* _WORK TO COMPLETE_
Looking through the data, please report how many lines contain the string "JSON", giving nothing but the number.

* _Items from an interface collection_
★ ★ ★ ★ ★ ★ ★
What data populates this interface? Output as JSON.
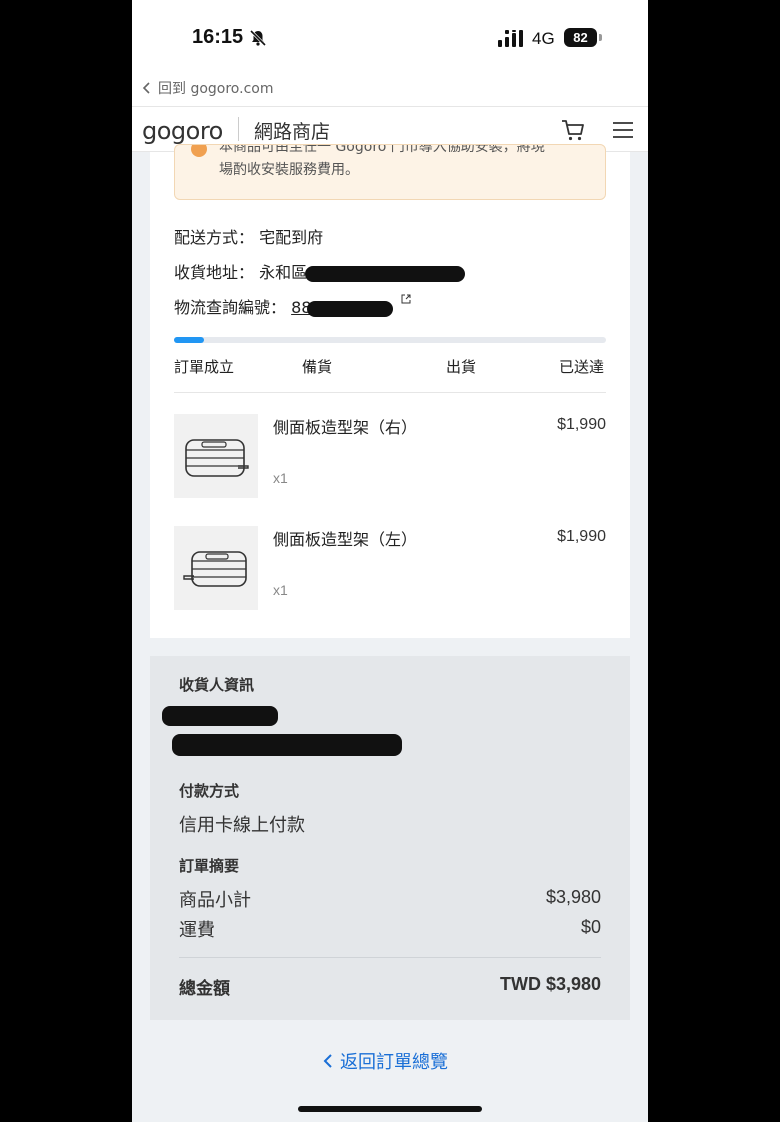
{
  "status_bar": {
    "time": "16:15",
    "network": "4G",
    "battery": "82",
    "icons": [
      "bell-slash-icon",
      "signal-icon",
      "battery-icon"
    ]
  },
  "back_bar": {
    "label": "回到 gogoro.com"
  },
  "header": {
    "logo": "gogoro",
    "store_name": "網路商店",
    "icons": [
      "cart-icon",
      "menu-icon"
    ]
  },
  "notice": {
    "line1": "本商品可由至任一 Gogoro 門市導入協助安裝，將現",
    "line2": "場酌收安裝服務費用。"
  },
  "shipping": {
    "method_label": "配送方式：",
    "method_value": "宅配到府",
    "address_label": "收貨地址：",
    "address_visible": "永和區",
    "tracking_label": "物流查詢編號：",
    "tracking_visible": "88"
  },
  "progress": {
    "steps": [
      "訂單成立",
      "備貨",
      "出貨",
      "已送達"
    ],
    "fill_fraction": 0.07
  },
  "items": [
    {
      "name": "側面板造型架（右）",
      "price": "$1,990",
      "qty": "x1"
    },
    {
      "name": "側面板造型架（左）",
      "price": "$1,990",
      "qty": "x1"
    }
  ],
  "summary": {
    "recipient_heading": "收貨人資訊",
    "payment_heading": "付款方式",
    "payment_value": "信用卡線上付款",
    "order_summary_heading": "訂單摘要",
    "subtotal_label": "商品小計",
    "subtotal_value": "$3,980",
    "shipping_label": "運費",
    "shipping_value": "$0",
    "total_label": "總金額",
    "total_value": "TWD $3,980"
  },
  "return_link": {
    "label": "返回訂單總覽"
  },
  "colors": {
    "accent": "#1a6fd6",
    "progress": "#2196f3",
    "notice_bg": "#fdf3e6",
    "summary_bg": "#e4e7ea"
  }
}
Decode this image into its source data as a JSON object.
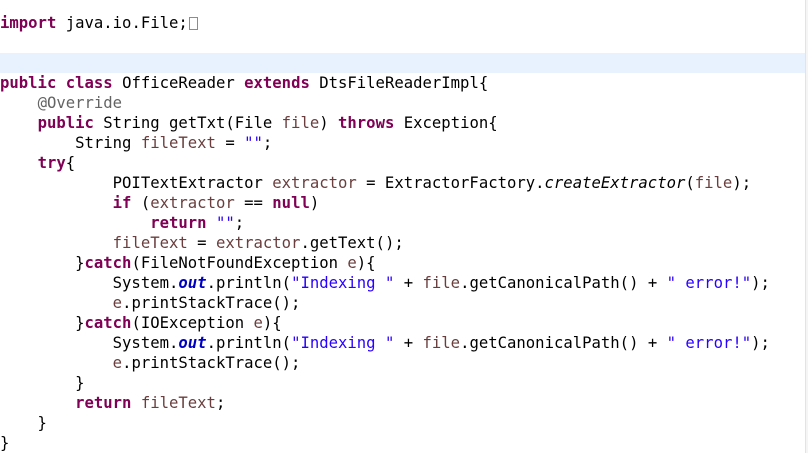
{
  "editor": {
    "lines": [
      [
        {
          "t": "import",
          "c": "keyword"
        },
        {
          "t": " java.io.File;",
          "c": "plain"
        },
        {
          "fold": true
        }
      ],
      [],
      [],
      [
        {
          "t": "public",
          "c": "keyword"
        },
        {
          "t": " ",
          "c": "plain"
        },
        {
          "t": "class",
          "c": "keyword"
        },
        {
          "t": " OfficeReader ",
          "c": "plain"
        },
        {
          "t": "extends",
          "c": "keyword"
        },
        {
          "t": " DtsFileReaderImpl{",
          "c": "plain"
        }
      ],
      [
        {
          "t": "    ",
          "c": "plain"
        },
        {
          "t": "@Override",
          "c": "annotation"
        }
      ],
      [
        {
          "t": "    ",
          "c": "plain"
        },
        {
          "t": "public",
          "c": "keyword"
        },
        {
          "t": " String getTxt(File ",
          "c": "plain"
        },
        {
          "t": "file",
          "c": "variable"
        },
        {
          "t": ") ",
          "c": "plain"
        },
        {
          "t": "throws",
          "c": "keyword"
        },
        {
          "t": " Exception{",
          "c": "plain"
        }
      ],
      [
        {
          "t": "        String ",
          "c": "plain"
        },
        {
          "t": "fileText",
          "c": "variable"
        },
        {
          "t": " = ",
          "c": "plain"
        },
        {
          "t": "\"\"",
          "c": "string"
        },
        {
          "t": ";",
          "c": "plain"
        }
      ],
      [
        {
          "t": "    ",
          "c": "plain"
        },
        {
          "t": "try",
          "c": "keyword"
        },
        {
          "t": "{",
          "c": "plain"
        }
      ],
      [
        {
          "t": "            POITextExtractor ",
          "c": "plain"
        },
        {
          "t": "extractor",
          "c": "variable"
        },
        {
          "t": " = ExtractorFactory.",
          "c": "plain"
        },
        {
          "t": "createExtractor",
          "c": "method-static"
        },
        {
          "t": "(",
          "c": "plain"
        },
        {
          "t": "file",
          "c": "variable"
        },
        {
          "t": ");",
          "c": "plain"
        }
      ],
      [
        {
          "t": "            ",
          "c": "plain"
        },
        {
          "t": "if",
          "c": "keyword"
        },
        {
          "t": " (",
          "c": "plain"
        },
        {
          "t": "extractor",
          "c": "variable"
        },
        {
          "t": " == ",
          "c": "plain"
        },
        {
          "t": "null",
          "c": "keyword"
        },
        {
          "t": ")",
          "c": "plain"
        }
      ],
      [
        {
          "t": "                ",
          "c": "plain"
        },
        {
          "t": "return",
          "c": "keyword"
        },
        {
          "t": " ",
          "c": "plain"
        },
        {
          "t": "\"\"",
          "c": "string"
        },
        {
          "t": ";",
          "c": "plain"
        }
      ],
      [
        {
          "t": "            ",
          "c": "plain"
        },
        {
          "t": "fileText",
          "c": "variable"
        },
        {
          "t": " = ",
          "c": "plain"
        },
        {
          "t": "extractor",
          "c": "variable"
        },
        {
          "t": ".getText();",
          "c": "plain"
        }
      ],
      [
        {
          "t": "        }",
          "c": "plain"
        },
        {
          "t": "catch",
          "c": "keyword"
        },
        {
          "t": "(FileNotFoundException ",
          "c": "plain"
        },
        {
          "t": "e",
          "c": "variable"
        },
        {
          "t": "){",
          "c": "plain"
        }
      ],
      [
        {
          "t": "            System.",
          "c": "plain"
        },
        {
          "t": "out",
          "c": "static"
        },
        {
          "t": ".println(",
          "c": "plain"
        },
        {
          "t": "\"Indexing \"",
          "c": "string"
        },
        {
          "t": " + ",
          "c": "plain"
        },
        {
          "t": "file",
          "c": "variable"
        },
        {
          "t": ".getCanonicalPath() + ",
          "c": "plain"
        },
        {
          "t": "\" error!\"",
          "c": "string"
        },
        {
          "t": ");",
          "c": "plain"
        }
      ],
      [
        {
          "t": "            ",
          "c": "plain"
        },
        {
          "t": "e",
          "c": "variable"
        },
        {
          "t": ".printStackTrace();",
          "c": "plain"
        }
      ],
      [
        {
          "t": "        }",
          "c": "plain"
        },
        {
          "t": "catch",
          "c": "keyword"
        },
        {
          "t": "(IOException ",
          "c": "plain"
        },
        {
          "t": "e",
          "c": "variable"
        },
        {
          "t": "){",
          "c": "plain"
        }
      ],
      [
        {
          "t": "            System.",
          "c": "plain"
        },
        {
          "t": "out",
          "c": "static"
        },
        {
          "t": ".println(",
          "c": "plain"
        },
        {
          "t": "\"Indexing \"",
          "c": "string"
        },
        {
          "t": " + ",
          "c": "plain"
        },
        {
          "t": "file",
          "c": "variable"
        },
        {
          "t": ".getCanonicalPath() + ",
          "c": "plain"
        },
        {
          "t": "\" error!\"",
          "c": "string"
        },
        {
          "t": ");",
          "c": "plain"
        }
      ],
      [
        {
          "t": "            ",
          "c": "plain"
        },
        {
          "t": "e",
          "c": "variable"
        },
        {
          "t": ".printStackTrace();",
          "c": "plain"
        }
      ],
      [
        {
          "t": "        }",
          "c": "plain"
        }
      ],
      [
        {
          "t": "        ",
          "c": "plain"
        },
        {
          "t": "return",
          "c": "keyword"
        },
        {
          "t": " ",
          "c": "plain"
        },
        {
          "t": "fileText",
          "c": "variable"
        },
        {
          "t": ";",
          "c": "plain"
        }
      ],
      [
        {
          "t": "    }",
          "c": "plain"
        }
      ],
      [
        {
          "t": "}",
          "c": "plain"
        }
      ]
    ],
    "current_line": 2,
    "colors": {
      "keyword": "#7f0055",
      "annotation": "#646464",
      "variable": "#6a3e3e",
      "string": "#2a00ff",
      "static_field": "#0000c0",
      "current_line_highlight": "#e8f2fe",
      "background": "#ffffff"
    }
  }
}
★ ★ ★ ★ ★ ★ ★
* _THE COMPLETED TASK_
2